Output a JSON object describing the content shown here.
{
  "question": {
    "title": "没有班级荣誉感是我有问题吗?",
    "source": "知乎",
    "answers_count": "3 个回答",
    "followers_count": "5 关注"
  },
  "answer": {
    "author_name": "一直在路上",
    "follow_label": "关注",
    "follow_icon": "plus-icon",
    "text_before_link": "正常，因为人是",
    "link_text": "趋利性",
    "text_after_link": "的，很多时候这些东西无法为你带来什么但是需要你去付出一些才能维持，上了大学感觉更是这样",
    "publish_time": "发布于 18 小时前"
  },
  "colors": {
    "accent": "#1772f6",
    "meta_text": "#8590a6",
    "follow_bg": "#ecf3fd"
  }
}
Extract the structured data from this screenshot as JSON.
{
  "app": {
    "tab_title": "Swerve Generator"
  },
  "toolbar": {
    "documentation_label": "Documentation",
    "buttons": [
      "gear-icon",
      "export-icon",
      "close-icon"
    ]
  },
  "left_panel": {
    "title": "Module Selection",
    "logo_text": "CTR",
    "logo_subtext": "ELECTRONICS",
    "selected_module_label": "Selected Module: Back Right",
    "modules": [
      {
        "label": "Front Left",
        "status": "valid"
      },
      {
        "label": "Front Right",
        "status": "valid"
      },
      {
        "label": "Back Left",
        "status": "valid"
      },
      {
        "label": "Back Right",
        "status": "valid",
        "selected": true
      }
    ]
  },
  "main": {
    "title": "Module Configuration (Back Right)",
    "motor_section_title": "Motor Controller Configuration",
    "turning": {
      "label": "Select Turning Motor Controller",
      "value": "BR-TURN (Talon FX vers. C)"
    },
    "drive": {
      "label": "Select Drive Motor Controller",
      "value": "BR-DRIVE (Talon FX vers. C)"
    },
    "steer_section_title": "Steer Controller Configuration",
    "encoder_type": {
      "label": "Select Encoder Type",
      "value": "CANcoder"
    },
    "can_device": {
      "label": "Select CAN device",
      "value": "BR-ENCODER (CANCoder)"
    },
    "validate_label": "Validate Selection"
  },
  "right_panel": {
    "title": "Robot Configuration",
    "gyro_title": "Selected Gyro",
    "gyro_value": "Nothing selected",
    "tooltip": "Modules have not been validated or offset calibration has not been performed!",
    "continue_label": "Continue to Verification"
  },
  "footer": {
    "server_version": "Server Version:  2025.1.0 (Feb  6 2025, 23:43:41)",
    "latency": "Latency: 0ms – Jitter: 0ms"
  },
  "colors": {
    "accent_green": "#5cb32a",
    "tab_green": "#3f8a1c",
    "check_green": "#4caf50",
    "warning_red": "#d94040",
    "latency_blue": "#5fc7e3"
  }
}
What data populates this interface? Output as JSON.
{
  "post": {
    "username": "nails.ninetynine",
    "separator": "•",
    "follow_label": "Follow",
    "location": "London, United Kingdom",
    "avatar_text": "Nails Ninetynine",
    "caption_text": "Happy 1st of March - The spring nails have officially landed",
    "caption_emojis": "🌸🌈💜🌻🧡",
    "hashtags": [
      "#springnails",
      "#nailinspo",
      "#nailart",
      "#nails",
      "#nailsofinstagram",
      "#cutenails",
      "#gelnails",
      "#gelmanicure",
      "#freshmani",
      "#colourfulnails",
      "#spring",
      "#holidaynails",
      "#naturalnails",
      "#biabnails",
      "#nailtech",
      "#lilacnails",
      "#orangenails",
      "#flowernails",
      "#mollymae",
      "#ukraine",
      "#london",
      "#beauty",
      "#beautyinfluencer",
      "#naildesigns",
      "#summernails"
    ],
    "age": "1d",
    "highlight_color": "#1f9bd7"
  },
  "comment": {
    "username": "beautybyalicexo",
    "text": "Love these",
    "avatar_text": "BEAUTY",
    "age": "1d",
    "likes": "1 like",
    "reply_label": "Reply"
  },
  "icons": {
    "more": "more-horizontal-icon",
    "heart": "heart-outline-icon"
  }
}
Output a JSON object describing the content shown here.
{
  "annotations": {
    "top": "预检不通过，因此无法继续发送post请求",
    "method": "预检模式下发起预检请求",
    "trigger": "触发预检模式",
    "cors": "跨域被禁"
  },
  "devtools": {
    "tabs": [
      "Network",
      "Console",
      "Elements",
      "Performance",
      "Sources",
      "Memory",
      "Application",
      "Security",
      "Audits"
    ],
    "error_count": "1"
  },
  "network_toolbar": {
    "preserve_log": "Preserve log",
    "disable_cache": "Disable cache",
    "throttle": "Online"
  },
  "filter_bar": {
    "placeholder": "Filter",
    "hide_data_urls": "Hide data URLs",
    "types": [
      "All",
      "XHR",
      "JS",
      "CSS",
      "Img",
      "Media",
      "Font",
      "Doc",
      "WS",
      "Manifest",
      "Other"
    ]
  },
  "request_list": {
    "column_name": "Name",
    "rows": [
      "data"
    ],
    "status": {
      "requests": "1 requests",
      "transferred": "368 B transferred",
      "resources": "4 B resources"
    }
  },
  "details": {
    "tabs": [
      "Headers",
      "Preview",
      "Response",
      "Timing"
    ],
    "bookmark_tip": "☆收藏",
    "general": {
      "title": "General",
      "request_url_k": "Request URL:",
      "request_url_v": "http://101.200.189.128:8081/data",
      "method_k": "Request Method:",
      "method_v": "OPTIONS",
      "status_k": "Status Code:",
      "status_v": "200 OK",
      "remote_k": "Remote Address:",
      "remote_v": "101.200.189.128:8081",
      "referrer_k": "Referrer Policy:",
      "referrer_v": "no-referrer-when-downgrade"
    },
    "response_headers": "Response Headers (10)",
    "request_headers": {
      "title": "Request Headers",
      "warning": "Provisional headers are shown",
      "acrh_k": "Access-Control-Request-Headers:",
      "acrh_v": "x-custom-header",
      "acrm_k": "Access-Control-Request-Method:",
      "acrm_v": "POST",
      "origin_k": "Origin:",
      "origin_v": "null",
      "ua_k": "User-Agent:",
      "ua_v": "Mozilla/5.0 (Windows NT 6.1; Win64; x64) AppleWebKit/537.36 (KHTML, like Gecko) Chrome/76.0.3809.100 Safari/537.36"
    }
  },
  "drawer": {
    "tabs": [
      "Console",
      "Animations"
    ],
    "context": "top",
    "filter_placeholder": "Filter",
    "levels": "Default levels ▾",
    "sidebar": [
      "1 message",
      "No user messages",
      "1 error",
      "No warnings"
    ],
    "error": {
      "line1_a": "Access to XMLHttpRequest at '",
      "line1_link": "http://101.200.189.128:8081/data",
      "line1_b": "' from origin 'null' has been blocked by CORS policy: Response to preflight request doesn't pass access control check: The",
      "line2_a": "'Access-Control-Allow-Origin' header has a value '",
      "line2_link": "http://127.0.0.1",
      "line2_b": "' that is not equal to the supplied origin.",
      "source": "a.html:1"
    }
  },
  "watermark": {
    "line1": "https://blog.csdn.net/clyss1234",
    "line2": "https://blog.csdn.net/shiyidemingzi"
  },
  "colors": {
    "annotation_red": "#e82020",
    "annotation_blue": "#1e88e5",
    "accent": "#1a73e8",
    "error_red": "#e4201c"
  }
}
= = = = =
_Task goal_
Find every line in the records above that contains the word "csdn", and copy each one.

_The answer_
    "line1": "https://blog.csdn.net/clyss1234",
    "line2": "https://blog.csdn.net/shiyidemingzi"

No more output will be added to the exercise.